Methotrexate stops the growth of rapidly reproducing cells, such as
cancer cells or fetal cells.
Why It Is Used
Methotrexate is the drug of choice for treating
trophoblastic cancer that affects the uterus only,
which accounts for the vast majority of cancer caused by
Methotrexate can be used to prevent trophoblastic cancer in women
who are considered
high risk for developing cancer after removal of a molar pregnancy.
How Well It Works
Methotrexate cures about 90% of trophoblastic cancer that is
confined to the uterus.1
All medicines have side effects. But many people don't feel the side effects, or they are able to deal with them. Ask your pharmacist about the side effects of each medicine you take. Side effects are also listed in the information that comes with your medicine.
Methotrexate side effects are most likely to occur with long-term
Call911or other emergency services right away if you have:
Call your doctor if you have:
- Severe pain in your belly or pelvis.
- Bloody vomit.
- Signs of unusual bleeding or bruising, such as black and tarry stools or blood in the urine.
- Sores in the mouth or on the lips.
Common side effects of this medicine include:
Rare side effects include:
Skin sensitivity to sunlight.
- Inflammation of the membrane covering the eye.
Sore mouth and throat.
Temporary hair loss.
- Severe low blood counts (bone marrow suppression).
Inflammation of the lung (pneumonitis).
Because of the risk of side effects, methotrexate treatment requires close medical supervision by a doctor who is experienced with this medicine. During methotrexate treatment, keep your doctor informed of any symptoms that you have.
See Drug Reference for a full list of side effects. (Drug Reference
is not available in all systems.)
What To Think About
You will be advised to avoid the following until your treatment has finished:
Follow-up care is a key part of your treatment and safety. Be sure to make and go to all appointments, and call your doctor if you are having problems. It's also a good idea to know your test results and keep a list of the medicines you take.
Complete the new medication information form (PDF)(What is a PDF document?) to help you understand this medication.
Berkowitz RS, Goldstein DP (2007). Gestational
trophoblastic disease. In JS Berek, ed., Berek and Novak's Gynecology, 14th ed., pp. 1581–1603. Philadelphia: Lippincott Williams

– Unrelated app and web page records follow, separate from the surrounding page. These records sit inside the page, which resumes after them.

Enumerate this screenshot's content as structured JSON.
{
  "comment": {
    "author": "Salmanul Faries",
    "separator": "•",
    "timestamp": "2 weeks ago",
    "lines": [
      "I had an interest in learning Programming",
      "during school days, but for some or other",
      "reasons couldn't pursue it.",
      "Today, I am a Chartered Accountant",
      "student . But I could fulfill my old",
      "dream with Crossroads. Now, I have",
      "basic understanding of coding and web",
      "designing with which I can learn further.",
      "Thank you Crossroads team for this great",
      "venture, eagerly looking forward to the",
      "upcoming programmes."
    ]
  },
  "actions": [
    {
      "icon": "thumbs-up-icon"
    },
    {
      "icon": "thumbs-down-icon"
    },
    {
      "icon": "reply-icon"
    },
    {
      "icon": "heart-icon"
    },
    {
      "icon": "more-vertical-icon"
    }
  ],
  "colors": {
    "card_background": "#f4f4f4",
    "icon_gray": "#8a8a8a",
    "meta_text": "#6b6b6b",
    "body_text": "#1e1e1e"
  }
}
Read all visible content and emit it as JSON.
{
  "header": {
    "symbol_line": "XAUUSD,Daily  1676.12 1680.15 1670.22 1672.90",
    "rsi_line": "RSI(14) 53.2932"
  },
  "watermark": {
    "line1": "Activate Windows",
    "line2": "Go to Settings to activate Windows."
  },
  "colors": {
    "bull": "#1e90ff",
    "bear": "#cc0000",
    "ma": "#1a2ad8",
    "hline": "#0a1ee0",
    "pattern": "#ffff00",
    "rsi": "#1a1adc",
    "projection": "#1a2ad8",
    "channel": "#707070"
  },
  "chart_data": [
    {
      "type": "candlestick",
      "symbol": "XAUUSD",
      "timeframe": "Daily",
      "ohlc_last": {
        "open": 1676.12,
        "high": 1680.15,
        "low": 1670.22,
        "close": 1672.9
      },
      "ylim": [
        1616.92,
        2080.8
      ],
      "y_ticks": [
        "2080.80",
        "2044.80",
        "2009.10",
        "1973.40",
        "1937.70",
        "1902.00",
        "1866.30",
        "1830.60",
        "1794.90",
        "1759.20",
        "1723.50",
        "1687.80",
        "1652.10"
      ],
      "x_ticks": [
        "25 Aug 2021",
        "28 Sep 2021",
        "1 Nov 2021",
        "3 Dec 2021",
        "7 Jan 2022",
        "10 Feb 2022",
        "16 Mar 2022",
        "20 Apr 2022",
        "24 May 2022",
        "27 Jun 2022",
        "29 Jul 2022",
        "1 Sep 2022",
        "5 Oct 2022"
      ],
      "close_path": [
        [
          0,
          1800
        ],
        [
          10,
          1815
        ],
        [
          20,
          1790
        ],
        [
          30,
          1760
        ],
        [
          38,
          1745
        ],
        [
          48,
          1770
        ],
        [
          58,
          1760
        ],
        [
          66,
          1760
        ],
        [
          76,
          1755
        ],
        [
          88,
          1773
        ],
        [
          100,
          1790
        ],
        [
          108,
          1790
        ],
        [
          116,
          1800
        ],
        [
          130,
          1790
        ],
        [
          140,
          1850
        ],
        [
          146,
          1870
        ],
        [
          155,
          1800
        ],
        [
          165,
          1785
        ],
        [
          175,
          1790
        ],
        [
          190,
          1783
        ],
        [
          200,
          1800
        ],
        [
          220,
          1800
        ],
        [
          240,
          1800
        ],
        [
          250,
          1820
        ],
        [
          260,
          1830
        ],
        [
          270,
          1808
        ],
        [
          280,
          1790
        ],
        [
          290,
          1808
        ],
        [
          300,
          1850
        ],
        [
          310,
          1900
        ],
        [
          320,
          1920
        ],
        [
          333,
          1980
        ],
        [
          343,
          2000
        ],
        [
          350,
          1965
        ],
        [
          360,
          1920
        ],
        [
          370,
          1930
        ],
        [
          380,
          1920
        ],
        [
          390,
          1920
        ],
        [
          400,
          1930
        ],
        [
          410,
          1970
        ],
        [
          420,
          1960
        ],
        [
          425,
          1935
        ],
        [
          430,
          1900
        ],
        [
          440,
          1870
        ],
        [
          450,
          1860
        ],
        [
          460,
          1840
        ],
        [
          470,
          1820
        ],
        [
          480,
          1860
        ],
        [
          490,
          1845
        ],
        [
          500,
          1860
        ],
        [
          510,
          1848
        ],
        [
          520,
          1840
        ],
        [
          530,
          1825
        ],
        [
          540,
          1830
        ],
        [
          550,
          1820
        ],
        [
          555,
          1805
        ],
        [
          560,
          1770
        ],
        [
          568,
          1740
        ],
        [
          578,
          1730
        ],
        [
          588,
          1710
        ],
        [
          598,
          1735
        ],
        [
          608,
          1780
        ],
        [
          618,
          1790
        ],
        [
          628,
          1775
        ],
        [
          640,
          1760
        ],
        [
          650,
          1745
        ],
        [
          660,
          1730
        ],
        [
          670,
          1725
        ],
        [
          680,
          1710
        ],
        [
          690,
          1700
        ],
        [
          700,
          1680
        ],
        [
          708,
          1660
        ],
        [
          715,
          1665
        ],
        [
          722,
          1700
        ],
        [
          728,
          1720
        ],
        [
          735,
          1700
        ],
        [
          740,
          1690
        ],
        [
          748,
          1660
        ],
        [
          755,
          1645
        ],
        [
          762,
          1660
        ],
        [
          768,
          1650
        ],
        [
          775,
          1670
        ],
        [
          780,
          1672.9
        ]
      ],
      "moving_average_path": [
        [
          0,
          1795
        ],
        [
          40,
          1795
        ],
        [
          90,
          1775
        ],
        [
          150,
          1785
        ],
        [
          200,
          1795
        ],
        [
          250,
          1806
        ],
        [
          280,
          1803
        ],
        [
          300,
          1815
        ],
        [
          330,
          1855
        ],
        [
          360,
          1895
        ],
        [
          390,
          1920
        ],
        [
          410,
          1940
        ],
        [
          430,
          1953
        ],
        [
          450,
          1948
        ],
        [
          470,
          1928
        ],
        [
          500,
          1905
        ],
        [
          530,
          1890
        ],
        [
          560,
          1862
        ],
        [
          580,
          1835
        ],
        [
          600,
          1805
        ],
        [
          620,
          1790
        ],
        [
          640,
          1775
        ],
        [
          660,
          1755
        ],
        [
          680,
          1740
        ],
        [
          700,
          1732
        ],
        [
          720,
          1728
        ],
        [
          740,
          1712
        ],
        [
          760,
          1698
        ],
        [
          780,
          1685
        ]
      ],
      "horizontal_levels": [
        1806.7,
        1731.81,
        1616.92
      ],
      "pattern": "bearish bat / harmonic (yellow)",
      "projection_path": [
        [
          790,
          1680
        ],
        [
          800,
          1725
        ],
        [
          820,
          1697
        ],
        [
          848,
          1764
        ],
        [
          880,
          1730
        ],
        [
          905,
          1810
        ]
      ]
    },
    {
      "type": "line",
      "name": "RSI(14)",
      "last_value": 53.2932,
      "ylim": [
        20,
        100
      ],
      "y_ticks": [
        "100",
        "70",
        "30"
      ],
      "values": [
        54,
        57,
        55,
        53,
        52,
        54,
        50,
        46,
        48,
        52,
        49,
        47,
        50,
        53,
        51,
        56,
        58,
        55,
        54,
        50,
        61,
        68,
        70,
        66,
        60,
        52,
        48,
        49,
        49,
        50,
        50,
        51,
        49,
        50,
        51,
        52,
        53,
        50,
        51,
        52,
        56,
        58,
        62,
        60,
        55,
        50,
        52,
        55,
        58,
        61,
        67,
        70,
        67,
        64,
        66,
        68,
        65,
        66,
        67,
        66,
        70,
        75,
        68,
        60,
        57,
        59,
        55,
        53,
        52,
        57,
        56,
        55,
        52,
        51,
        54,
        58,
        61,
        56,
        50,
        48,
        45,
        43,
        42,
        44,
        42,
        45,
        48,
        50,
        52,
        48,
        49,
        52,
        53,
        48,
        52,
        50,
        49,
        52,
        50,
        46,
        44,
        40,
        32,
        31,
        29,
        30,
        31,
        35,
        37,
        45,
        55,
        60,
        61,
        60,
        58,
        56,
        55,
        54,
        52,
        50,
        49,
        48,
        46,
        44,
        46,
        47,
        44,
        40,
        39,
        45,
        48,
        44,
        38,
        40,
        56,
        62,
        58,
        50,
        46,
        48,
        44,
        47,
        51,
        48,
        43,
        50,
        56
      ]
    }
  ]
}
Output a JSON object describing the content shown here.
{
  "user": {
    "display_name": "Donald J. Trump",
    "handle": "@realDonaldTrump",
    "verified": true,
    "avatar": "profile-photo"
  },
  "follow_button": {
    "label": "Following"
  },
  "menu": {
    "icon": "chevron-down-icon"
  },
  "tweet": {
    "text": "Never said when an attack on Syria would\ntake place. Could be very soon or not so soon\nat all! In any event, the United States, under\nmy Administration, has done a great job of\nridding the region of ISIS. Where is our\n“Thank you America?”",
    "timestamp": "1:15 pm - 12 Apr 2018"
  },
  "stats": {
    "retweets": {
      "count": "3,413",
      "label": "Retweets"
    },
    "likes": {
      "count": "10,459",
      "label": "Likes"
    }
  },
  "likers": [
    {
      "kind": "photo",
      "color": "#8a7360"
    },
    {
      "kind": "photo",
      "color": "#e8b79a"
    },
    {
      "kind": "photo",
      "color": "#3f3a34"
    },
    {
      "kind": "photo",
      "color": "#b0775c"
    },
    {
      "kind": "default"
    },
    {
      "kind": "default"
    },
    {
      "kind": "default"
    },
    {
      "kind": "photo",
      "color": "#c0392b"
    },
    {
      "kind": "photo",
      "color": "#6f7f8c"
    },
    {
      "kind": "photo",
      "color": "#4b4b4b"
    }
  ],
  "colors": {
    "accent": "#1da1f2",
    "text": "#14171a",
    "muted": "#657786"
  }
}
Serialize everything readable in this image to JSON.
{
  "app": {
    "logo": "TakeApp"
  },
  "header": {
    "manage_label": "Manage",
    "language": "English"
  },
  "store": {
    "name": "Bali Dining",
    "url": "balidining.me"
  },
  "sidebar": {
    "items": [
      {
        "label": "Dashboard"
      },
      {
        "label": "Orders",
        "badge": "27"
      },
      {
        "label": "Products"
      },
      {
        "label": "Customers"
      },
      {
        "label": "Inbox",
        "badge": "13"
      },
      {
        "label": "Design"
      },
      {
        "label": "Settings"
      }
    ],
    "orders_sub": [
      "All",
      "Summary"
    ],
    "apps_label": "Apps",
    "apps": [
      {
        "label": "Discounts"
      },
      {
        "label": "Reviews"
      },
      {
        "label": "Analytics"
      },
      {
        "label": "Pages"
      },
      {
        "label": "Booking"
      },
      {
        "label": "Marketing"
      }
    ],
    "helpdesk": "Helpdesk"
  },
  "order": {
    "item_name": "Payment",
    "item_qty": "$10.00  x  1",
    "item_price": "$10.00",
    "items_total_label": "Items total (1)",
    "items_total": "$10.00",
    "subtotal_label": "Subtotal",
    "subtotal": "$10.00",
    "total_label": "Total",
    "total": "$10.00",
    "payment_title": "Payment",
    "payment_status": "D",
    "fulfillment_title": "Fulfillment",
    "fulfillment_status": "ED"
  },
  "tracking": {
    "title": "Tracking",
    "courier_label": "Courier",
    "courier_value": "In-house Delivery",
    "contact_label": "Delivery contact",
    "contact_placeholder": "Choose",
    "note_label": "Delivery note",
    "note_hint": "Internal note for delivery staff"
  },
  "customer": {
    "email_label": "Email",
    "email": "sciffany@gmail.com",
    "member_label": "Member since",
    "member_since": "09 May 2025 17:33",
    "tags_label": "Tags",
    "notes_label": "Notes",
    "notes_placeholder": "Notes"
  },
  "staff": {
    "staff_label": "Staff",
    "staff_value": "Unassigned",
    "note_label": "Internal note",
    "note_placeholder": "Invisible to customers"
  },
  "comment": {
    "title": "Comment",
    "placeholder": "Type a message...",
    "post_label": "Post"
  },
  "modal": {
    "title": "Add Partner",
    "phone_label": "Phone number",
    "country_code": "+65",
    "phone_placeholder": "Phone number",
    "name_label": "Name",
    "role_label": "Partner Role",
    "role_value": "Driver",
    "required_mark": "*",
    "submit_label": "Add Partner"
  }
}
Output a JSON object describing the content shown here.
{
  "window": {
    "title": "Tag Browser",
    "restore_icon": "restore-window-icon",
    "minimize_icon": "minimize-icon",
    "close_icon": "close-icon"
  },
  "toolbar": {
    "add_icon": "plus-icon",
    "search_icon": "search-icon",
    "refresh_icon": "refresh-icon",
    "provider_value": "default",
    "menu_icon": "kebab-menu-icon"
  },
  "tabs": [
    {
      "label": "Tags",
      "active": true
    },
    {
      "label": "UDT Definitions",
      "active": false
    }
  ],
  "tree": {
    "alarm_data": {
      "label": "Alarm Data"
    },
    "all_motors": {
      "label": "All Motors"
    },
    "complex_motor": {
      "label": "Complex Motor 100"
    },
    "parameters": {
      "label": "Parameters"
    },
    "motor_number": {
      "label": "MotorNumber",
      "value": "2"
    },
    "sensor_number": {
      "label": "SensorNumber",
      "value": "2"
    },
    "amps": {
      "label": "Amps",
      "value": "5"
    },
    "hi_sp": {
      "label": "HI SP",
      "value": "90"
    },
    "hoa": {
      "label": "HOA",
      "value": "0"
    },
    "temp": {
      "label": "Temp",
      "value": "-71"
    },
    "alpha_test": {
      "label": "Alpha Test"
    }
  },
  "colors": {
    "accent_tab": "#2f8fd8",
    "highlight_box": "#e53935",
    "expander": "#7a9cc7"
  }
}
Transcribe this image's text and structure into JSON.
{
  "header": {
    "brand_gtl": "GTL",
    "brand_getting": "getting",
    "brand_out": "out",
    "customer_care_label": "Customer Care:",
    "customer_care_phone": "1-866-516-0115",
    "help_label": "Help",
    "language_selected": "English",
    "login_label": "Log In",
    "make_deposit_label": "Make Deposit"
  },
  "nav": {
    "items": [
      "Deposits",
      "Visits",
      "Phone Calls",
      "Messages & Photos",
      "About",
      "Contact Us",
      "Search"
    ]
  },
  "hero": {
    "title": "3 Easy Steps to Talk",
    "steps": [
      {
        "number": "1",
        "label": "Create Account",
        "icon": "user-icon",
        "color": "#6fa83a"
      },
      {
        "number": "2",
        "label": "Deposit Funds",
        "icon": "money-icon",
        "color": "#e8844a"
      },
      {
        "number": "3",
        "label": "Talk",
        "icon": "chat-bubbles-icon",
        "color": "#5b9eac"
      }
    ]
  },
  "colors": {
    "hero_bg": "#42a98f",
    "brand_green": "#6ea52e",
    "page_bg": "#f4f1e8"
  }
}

Primary Medical Reviewer
||Sarah Marshall, MD - Family Medicine
Specialist Medical Reviewer
||Deborah A. Penava, BA, MD, FRCSC, MPH - Obstetrics and Gynecology
Current as of
||September 19, 2013